Make sure you get insurance that covers the total cost of the items you’re transporting. Make sure, meanwhile, that the insurance also costs the total cost of each item, says Compare Travel Insurance. Sure, $10,000 of insurance sounds great, but $10,000 of insurance is not awesome when it only plunks down $500 per item, and your Chanel purse is worth $2,500. So read the fine print, and find the insurance that works for you.
Travel Insurance Review notes that many mailing companies have stellar programs for mailing valuables, which include full insurance and require a signature upon delivery. You can even guarantee an arrival date in most cases.
At The Hotel
You’ve made it there. So now what? The hotel safe? Well, it’s better than keeping thousands of collars of jewelry in your room. However, no hotel safe is 100 percent safe. As Corporate Travel Safety says, “All hotels have a backdoor or “special way” so the staff can get into the safe in case a guest forgets the code, or loses the key to the safe. Some safes may use a master key, while others may have a special override code to open the door. If there is a theft, it’s almost impossible to prove, and with no proof, travel insurance won’t pony up. So consider…
Office Safe Availability
Some hotels have an office safe or safety deposit box that you can use. They are liable for the loss of the contents you put into it, which gives you an extra layer of protection. Make sure, as TripAdvisor says, that you get a receipt for your items from the front desk.
Use Your Luggage
Don’t want to go the “safe” route? Lock it up in your luggage. Chain the luggage to a piece of furniture in your hotel room (which you should never assume is secure, by the way) — there are all kinds of aftermarket products. But at this point, you’re just advertising that you’ve got some serious valuables in there. If you’re extremely concerned, you may be better off just Ubering it to a local bank and renting a safety deposit box. Or you can check out companies like Loomis with secure storage facilities.
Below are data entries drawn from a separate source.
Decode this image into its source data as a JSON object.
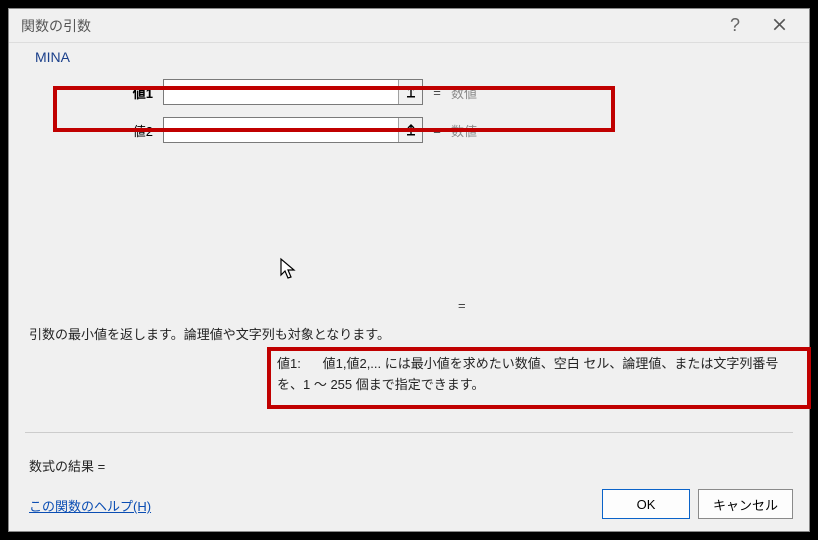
{
  "dialog": {
    "title": "関数の引数",
    "help_tooltip": "?",
    "close_tooltip": "×"
  },
  "function": {
    "name": "MINA"
  },
  "args": [
    {
      "label": "値1",
      "value": "",
      "hint": "数値",
      "bold": true
    },
    {
      "label": "値2",
      "value": "",
      "hint": "数値",
      "bold": false
    }
  ],
  "equals_mid": "=",
  "description": "引数の最小値を返します。論理値や文字列も対象となります。",
  "arg_help": {
    "name": "値1:",
    "text": "値1,値2,... には最小値を求めたい数値、空白 セル、論理値、または文字列番号を、1 ～ 255 個まで指定できます。"
  },
  "result_label": "数式の結果 =",
  "help_link": "この関数のヘルプ(H)",
  "buttons": {
    "ok": "OK",
    "cancel": "キャンセル"
  },
  "row_eq": "="
}
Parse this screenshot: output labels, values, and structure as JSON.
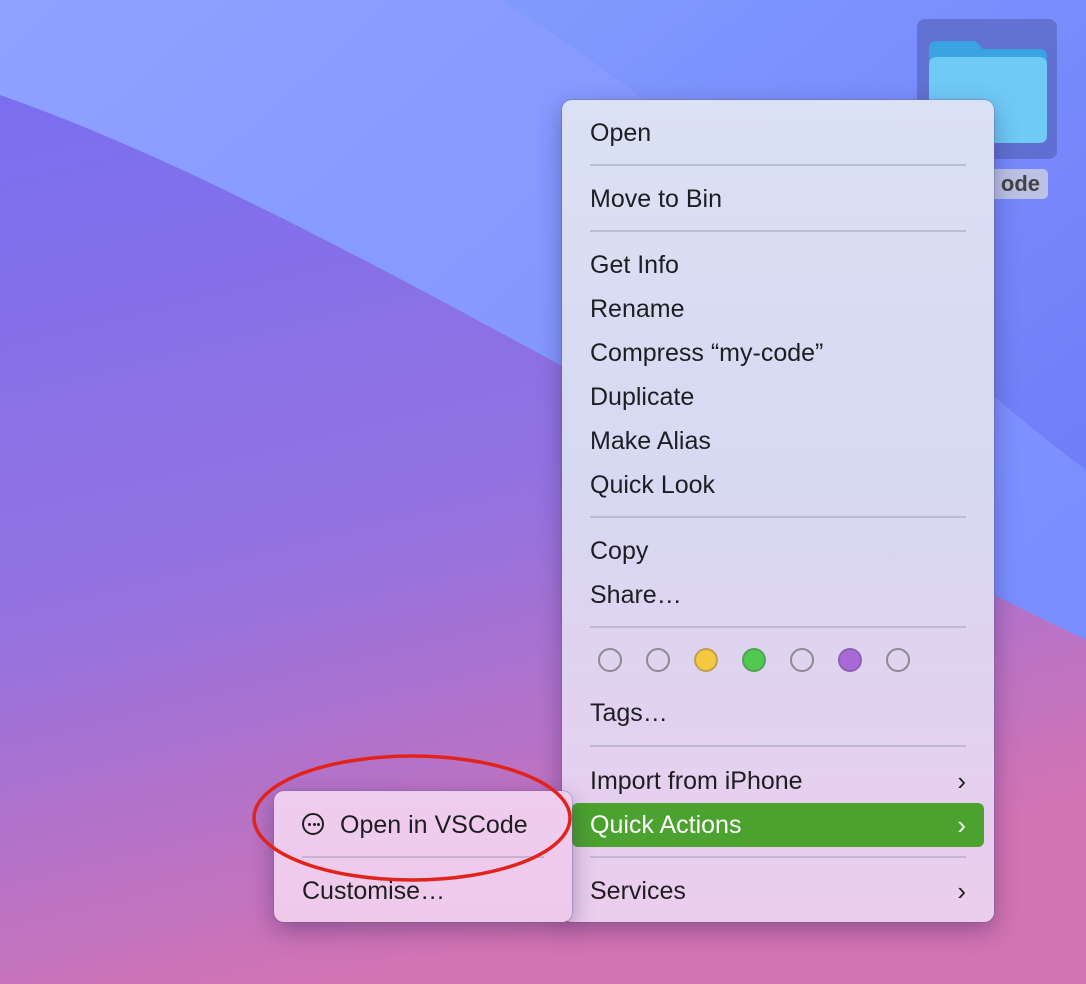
{
  "desktop": {
    "folder_label": "ode",
    "folder_icon": "folder-icon"
  },
  "context_menu": {
    "open": "Open",
    "move_to_bin": "Move to Bin",
    "get_info": "Get Info",
    "rename": "Rename",
    "compress": "Compress “my-code”",
    "duplicate": "Duplicate",
    "make_alias": "Make Alias",
    "quick_look": "Quick Look",
    "copy": "Copy",
    "share": "Share…",
    "tag_colors": [
      "none",
      "none",
      "#f5c842",
      "#4fc94f",
      "none",
      "#a868d8",
      "none"
    ],
    "tags": "Tags…",
    "import_from_iphone": "Import from iPhone",
    "quick_actions": "Quick Actions",
    "services": "Services",
    "chevron": "›",
    "active_color": "#4ba22f"
  },
  "submenu": {
    "open_in_vscode": "Open in VSCode",
    "customise": "Customise…",
    "action_icon": "ellipsis-circle-icon"
  },
  "annotation": {
    "ring_color": "#e0241b"
  }
}
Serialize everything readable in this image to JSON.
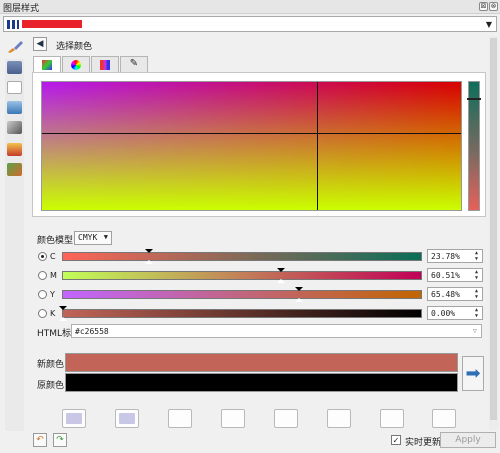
{
  "window": {
    "title": "图层样式",
    "buttons": [
      "⊠",
      "⊗"
    ]
  },
  "layer_selector": {
    "name": "layer",
    "arrow": "▼"
  },
  "panel": {
    "back": "◀",
    "title": "选择颜色"
  },
  "tabs": [
    {
      "icon": "color-ramp-icon",
      "glyph": "▦",
      "active": true
    },
    {
      "icon": "color-wheel-icon",
      "glyph": "◉",
      "active": false
    },
    {
      "icon": "palette-grid-icon",
      "glyph": "▦",
      "active": false
    },
    {
      "icon": "eyedropper-icon",
      "glyph": "✎",
      "active": false
    }
  ],
  "color_model": {
    "label": "颜色模型",
    "value": "CMYK",
    "arrow": "▼"
  },
  "channels": [
    {
      "letter": "C",
      "value": "23.78%",
      "selected": true,
      "level": 0.2378
    },
    {
      "letter": "M",
      "value": "60.51%",
      "selected": false,
      "level": 0.6051
    },
    {
      "letter": "Y",
      "value": "65.48%",
      "selected": false,
      "level": 0.6548
    },
    {
      "letter": "K",
      "value": "0.00%",
      "selected": false,
      "level": 0.0
    }
  ],
  "html": {
    "label": "HTML标记",
    "value": "#c26558",
    "arrow": "▽"
  },
  "preview": {
    "new_label": "新颜色",
    "old_label": "原颜色",
    "new_color": "#c26558",
    "old_color": "#000000",
    "arrow": "➡"
  },
  "swatches": [
    "#c8c8e6",
    "#c8c8e6",
    "",
    "",
    "",
    "",
    "",
    ""
  ],
  "footer": {
    "undo": "↶",
    "redo": "↷",
    "live_update_label": "实时更新",
    "live_update_checked": "✓",
    "apply_label": "Apply"
  }
}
Traveling with valuables can be a real pain. But it can be done, and can be done while coming home with your stuff intact. It’ll cost you — for locks, for money belts, for insurance — but those costs are small potatoes compared to the literal, or sentimental, cost of your stuff.